Work required
Read through the material below and find each line that has the word "Send"; copy it.

Data under study
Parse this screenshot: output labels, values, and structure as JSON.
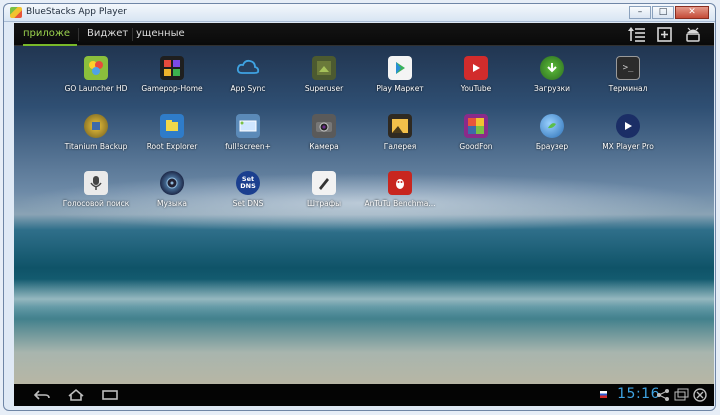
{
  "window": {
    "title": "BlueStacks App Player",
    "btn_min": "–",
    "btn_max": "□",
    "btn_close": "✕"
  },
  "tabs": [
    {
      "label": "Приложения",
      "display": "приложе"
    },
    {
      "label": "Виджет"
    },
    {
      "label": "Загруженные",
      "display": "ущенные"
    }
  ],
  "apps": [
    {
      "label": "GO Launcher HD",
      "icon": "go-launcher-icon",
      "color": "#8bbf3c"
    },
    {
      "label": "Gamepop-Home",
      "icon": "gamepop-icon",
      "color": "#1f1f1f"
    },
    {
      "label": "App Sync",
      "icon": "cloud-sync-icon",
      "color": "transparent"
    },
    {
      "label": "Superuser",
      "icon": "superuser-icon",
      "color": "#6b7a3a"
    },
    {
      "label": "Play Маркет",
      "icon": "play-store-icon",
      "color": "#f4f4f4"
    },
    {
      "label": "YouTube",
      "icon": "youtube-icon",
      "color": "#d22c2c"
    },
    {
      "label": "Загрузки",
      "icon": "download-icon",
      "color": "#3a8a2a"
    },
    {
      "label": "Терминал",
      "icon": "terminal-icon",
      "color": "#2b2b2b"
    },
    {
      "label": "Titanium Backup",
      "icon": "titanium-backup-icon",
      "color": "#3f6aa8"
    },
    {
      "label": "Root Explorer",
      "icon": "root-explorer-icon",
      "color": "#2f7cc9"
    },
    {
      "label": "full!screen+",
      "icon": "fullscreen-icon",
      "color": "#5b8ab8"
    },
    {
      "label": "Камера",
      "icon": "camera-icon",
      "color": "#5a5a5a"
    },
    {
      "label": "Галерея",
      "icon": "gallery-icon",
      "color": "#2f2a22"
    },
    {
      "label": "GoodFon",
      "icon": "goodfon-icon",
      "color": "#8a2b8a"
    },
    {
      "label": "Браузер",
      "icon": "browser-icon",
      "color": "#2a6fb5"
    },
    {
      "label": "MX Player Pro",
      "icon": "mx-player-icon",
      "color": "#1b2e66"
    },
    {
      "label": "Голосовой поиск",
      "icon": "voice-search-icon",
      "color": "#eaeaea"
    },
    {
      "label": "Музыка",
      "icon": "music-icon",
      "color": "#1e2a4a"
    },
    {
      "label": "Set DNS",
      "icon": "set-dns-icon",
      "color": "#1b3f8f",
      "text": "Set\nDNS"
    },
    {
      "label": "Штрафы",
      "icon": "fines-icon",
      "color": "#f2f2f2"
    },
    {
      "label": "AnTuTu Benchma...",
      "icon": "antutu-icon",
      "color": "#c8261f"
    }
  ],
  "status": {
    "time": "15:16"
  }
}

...

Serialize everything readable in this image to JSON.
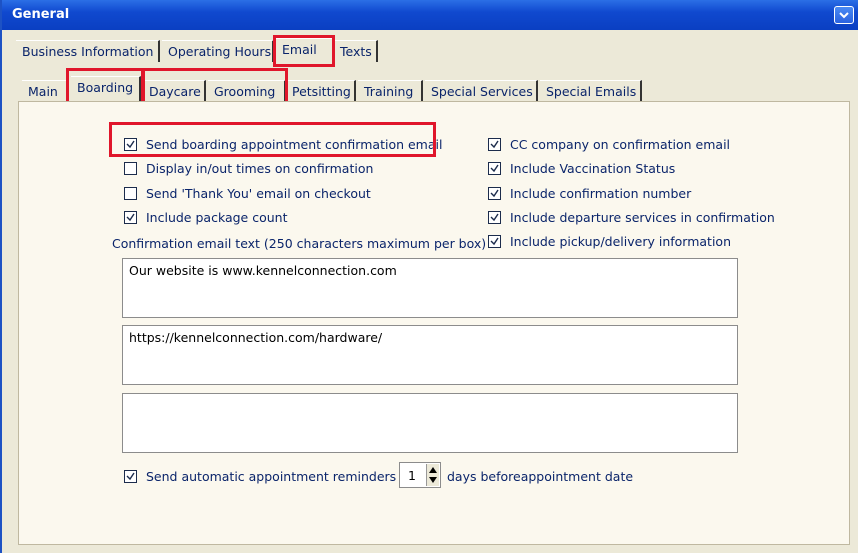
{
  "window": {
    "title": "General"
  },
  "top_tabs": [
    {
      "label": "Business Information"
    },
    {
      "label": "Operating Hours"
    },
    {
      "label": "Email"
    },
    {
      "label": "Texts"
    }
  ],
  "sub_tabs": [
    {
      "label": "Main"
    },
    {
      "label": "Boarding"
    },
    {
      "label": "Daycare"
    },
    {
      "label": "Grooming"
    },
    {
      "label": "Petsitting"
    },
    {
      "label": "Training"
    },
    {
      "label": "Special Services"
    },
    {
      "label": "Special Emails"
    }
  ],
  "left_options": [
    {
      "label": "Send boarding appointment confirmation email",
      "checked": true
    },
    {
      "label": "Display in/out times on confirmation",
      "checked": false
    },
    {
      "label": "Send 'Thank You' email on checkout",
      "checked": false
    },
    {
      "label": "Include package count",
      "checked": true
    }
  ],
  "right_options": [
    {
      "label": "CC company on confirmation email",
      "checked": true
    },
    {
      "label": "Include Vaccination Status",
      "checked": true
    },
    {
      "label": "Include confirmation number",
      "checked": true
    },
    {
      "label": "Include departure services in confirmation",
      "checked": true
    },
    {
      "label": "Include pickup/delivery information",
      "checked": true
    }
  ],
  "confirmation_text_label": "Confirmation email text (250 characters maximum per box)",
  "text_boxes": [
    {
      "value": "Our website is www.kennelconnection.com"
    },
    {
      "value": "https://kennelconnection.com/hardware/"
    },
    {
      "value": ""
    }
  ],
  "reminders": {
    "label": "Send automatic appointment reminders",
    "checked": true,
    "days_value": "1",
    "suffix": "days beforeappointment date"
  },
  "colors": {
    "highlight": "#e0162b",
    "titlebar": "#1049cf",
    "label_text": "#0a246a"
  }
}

Your solution
      "label": "Send boarding appointment confirmation email",
      "label": "Send 'Thank You' email on checkout",
    "label": "Send automatic appointment reminders",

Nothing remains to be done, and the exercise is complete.